Friday 27 May 2011
Leigh Barker & the New Sheiks played at Chapel Off Chapel on Friday night as part of the Stonnington Jazz Festival. Bopstretch were in support, playing their usual mix of lush ballads and fast-and-furious bebop, with trumpeter Eamon McNelis moonlighting after the interval with the main act.
Bassist-composer Leigh Barker was joined onstage by the New Sheiks: Don Stewart (trombone), Anthony Schulz (piano) and Al Kerr (drums), along with the aforementioned McNelis.

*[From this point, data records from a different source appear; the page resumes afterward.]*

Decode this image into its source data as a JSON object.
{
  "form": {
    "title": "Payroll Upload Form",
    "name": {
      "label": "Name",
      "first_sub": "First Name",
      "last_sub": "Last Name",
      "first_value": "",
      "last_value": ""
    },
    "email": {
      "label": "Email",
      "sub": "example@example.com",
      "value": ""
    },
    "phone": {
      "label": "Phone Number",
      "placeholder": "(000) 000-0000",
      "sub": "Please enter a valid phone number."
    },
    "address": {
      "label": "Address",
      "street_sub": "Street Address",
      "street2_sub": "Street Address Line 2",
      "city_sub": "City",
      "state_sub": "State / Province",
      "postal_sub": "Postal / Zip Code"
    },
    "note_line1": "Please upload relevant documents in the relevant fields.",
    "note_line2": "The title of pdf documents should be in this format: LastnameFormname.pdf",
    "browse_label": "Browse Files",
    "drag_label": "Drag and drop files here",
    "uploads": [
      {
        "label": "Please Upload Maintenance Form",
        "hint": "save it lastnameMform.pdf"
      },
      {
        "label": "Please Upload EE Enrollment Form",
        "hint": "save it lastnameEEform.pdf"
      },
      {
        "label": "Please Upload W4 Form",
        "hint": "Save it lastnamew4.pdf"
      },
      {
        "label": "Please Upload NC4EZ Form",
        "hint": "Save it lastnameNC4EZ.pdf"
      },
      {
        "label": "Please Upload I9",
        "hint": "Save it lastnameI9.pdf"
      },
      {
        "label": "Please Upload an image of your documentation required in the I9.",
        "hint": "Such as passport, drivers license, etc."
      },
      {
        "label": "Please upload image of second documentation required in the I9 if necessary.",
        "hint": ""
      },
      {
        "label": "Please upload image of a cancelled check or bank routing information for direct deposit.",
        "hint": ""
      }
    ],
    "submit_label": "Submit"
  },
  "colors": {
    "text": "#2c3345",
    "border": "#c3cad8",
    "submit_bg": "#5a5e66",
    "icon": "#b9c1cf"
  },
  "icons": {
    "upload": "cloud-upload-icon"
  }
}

The band were resplendent in suits, looking every inch the professionals they were, and they quickly showed it with some superb polyrhythmic work off their new self-titled album. ‘Be Still Hold On Tight’ by Melbourne guitarist John Scurry was a particular stand-out as the band locked down the groove and stretched out.
For the second half of their set they were joined by guest vocalist Heather Stewart, and the night clicked into another gear. A solid cover of ‘She Ain’t No Good’ by the Mississippi Sheiks eased Stewart into the set, Schulz’s staccato piano playing complementing the bluesy vibe nicely. The singer pulled out her fiddle too on a Cajun-sounding ‘Funeral Blues’, swinging as tight as the band did as they rounded out the show with more tunes from their latest album. Continue reading
Sunday 22 May 2011
Teeing off the Stonnington Jazz Festival’s run of shows at Chapel Off Chapel in Prahran, legendary Australian drummer Allan Browne was joined by the members of both his quintet and trio for a “program of musical portraits and poems”. Quite what to expect was somewhat a mystery, but the audience’s questions were answered as Browne settled in, sharing anecdotes of his days playing with jazz legends including Teddy Wilson and Milt Jackson before setting off on some fantastic musical performances. Browne read snippets of poetry between songs too, often accompanied by one of his musicians, making for laconic Australian spoken word.
The first set was blistering, with one ten-minute jam beginning its life as a 1920s New Orleans rag before melding seamlessly into a slice of Charlie Parker-esque bebop, then finishing with a soul jazz swirl.
Guitarist Geoff Hughes was versatile throughout, equal parts George Benson and Lee Underwood, Tim Buckley’s long-time collaborator. His moody playing helped set the tone for the sadder tales Browne shared throughout the show. Continue reading
I am not entirely clear of when I first got into jazz. And yes, this will be one of those retrospective essays where the writer always knows where they are heading, but pretends to discover gems along the way, walking blindly towards an obvious outcome. Yes, indeed.
In all honesty, it wasn’t until writing this down that I remembered the first story about myself and jazz. I was back at school, during assembly, and a friend of mine played a song on piano entitled something titular like Jazz for Teens or Jazz Hearts Start Young– something stupid. I remember thinking it sounded awful.
And that was my earliest memory of live jazz. Not a great one, but it sparked a series of moments that formed my early understanding of the genre, as follows:
1. Lisa Simpson of The Simpsons
Lisa is at a venue called the Jazz Hole. She is in the crowd watching an electrical violinist on stage.
Guy: [Unimpressed] Hmph, sounds like she’s hitting a baby with a cat.
Lisa: You have to listen to the notes she’s NOT playing.
Guy: [Still unimpressed] Pssh, I can do that at home. Continue reading
Uptown Jazz Café
177 Brunswick Street, Fitzroy
The Uptown Jazz Café is a fine establishment just north of the Melbourne CBD. Surrounded by pubs and boutique shops, it is a little hard to find- a small white sign next to an open doorway is the sole visual cue- but the sound of jazz pouring down the stairwell is a giveaway.
Climbing the stairs you enter the bar and are immediately taken to another time and place. The décor is warm and inviting, candles cast a red glow over the tables, and a wall-length mirror gives a feeling of space.
The staff are friendly and the bar is stocked with the usual array of spirits and bottled beer. Peckish patrons can also order Japanese snacks and meals at the bar, with Uptown billing the traditional flavours of the fare ‘Tokyo style’. Continue reading